======== The Path of Moonlight ========

Though the idea had merit, I hadn’t a clue as to how to accomplish it.  How did one go about running away?  When I was at school, the teachers were there and security cameras aided their supervision.  When at home my guardians watched me.  It was a two-story house and my bedroom was on the second floor.  The windows didn’t open to my knowledge.  I tried them but my mother caught me and locked me in the hallway closet.  There were shelves in that closet so I had to lie on my side on the floor, my limbs held tight to my chest in a fetal position.  By the time she let me out my bladder was screaming and my arms and legs were cramped and going numb.

There was a straight fall from those windows anyway.  They wouldn’t have done me much good.

Months passed before I saw my opportunity.  I had been sent to the crawl space again.  We had been playing soccer in PE class at school and one of the other girls had collided with me.  I didn’t have the ball.  It wasn’t because I shied away from sports – I was all right at most of them – I just wasn’t aggressive.  I’d take what was thrown – or kicked – at me, but I wouldn’t run into the middle of things.  This time had been an accident.  We hadn’t seen each other.  I went home with a skinned elbow and PE clothes streaked with grass stains from where I had fallen.  My mother wasn’t happy and my punishment to teach me to be more careful and aware was to send me into the dark under the house.
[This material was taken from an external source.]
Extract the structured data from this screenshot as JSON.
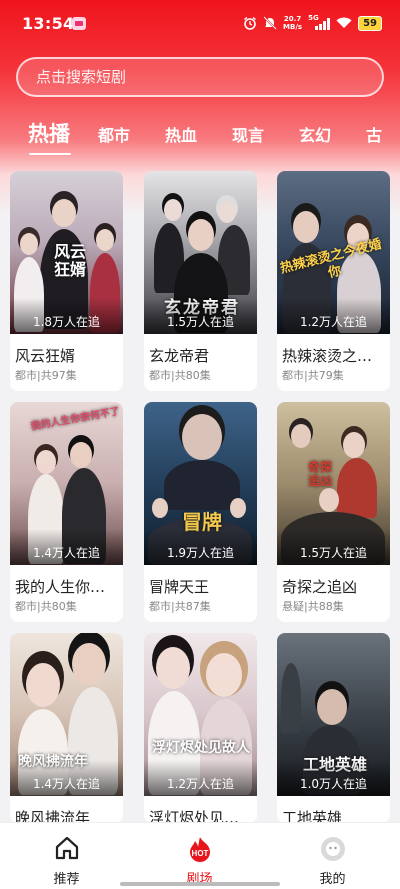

This time I had no school books and no flashlight.  I had long ago learned to quell my fear at being there.  I cringed and quickened my breathing, schooled my face to show a fear I no longer felt so my mother wouldn’t dream up some new form of punishment, but I dropped the act when she was gone.  Fear wouldn’t help; it wouldn’t make my time shorter or easier.  But the flashlight did and I didn’t like not having it.  It had been years since I had been faced with total darkness.  Before I had to force my breathing to be fast, now I had to force it to slow down.

I hadn’t forgotten my tricks for calming myself and, though it took several minutes, my heart rate did slow.  That was when I saw it, my escape.  Though I didn’t feel despair at my situation, I felt hope now that it would end.

The crawl space was just that – a small space under the house.  It led nowhere and light had never found a chink in its wood and concrete armor.  But there was a sliver now.  I crawled toward it on my belly.  I didn’t need to go far before my hands found the wall.  The light was coming from underneath it.  There was a hole in the dirt big enough for my hand but the ground was hard and I couldn’t dig through with my fingers.  I needed a tool and I knew where to find one.

======== End of Second Installment ========

Hope you enjoyed this second installment of The Path of Moonlight and I hope to see you back next week (or perhaps later this week as today is Sunday) for the third. Hope your weekend’s been good to you!